"A common myth is that carbon capture and storage is new and, therefore, not tested nor safe. The truth is carbon capture and storage (CCS) has been around for more than 45 years and has been successfully and safely implemented around the world," states Dave Mannon, CEO of IPT Well Solutions during a panel at Fuze, an energy technology conference in Houston, TX.

In fact, more than 260 million tonnes of CO2 has already been securely stored underground, although there are limited commercial scale projects completed.

To date, there are three main ways CO2 has shown to be permanently stored underground. The first is in saline formations covered by a caprock where supercritical carbon dioxide can either dissolve into the salty water or chemically react and mineralize. The second is through enhanced oil recovery (EOR) where the carbon is injected allowing more oil to be produced. The third is injecting CO2 in supercritical phase into depleted oil and gas fields or other subsurface pore space that does not contain underground sources of drinking water (USDW).

"The phase we are currently in is educating both the community and government officials about carbon capture & storage and finding realistic storage potential which requires rigorous delineation and geologic / reservoir modeling," Mannon continues. "While there are already regulations in place to ensure the success, safety, and permanency of carbon capture & storage, education is vital as new regulations are drafted and become increasingly complex. Effectively executing CCS while following these regulations requires extensive engineering expertise."

It's clear the question isn't, "Do companies know how to store the CO2?". The question is, "Can companies keep up with ever-developing CCS legislation framework?"

This requires substantial experience with disposal wells and meticulous monitoring of legislation.

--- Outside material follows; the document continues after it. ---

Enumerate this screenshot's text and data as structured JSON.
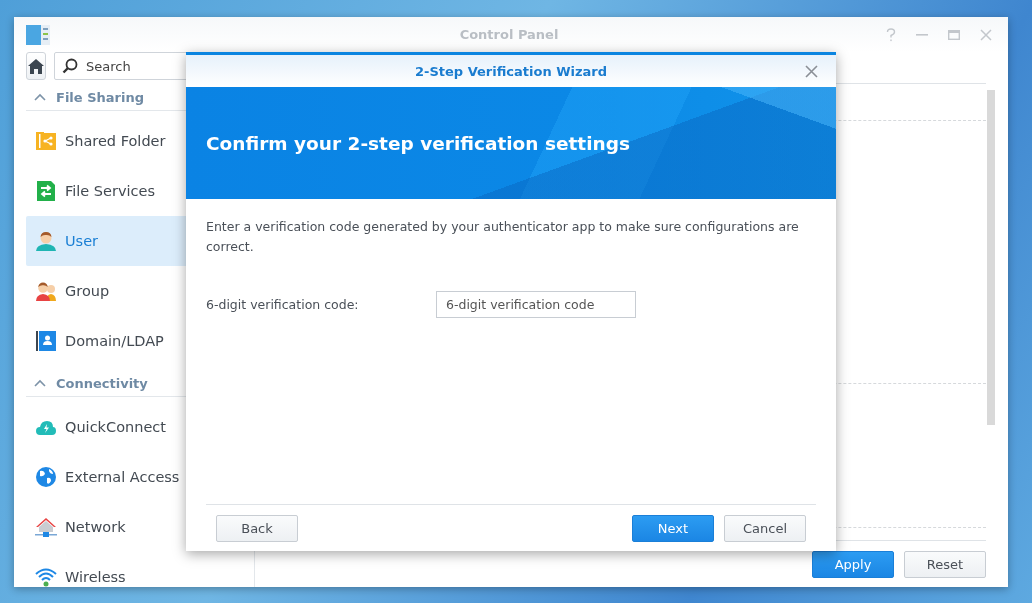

"Those involved with CCS understand the risks and know how critical the regulations are to mitigating them. Regulators work hard to protect the environment and communities," Mannon later shares, "There's no doubt that policy will continue to be priority. I know it is for us, our partners, and I'd hope for our competitors."

Mannon's overall message was legislation begins with education. He invited everyone to educate themselves, their communities, and government officials.

Tell Us What You Think

Do you have a review, update or anything you would like to add to this news story?

Leave your feedback
Your comment type

While we only use edited and approved content for Azthena answers, it may on occasions provide incorrect responses. Please confirm any data provided with the related suppliers or authors. We do not provide medical advice, if you search for medical information you must always consult a medical professional before acting on any information provided.

Your questions, but not your email details will be shared with OpenAI and retained for 30 days in accordance with their privacy principles.

Please do not ask questions that use sensitive or confidential information.

Read the full Terms & Conditions.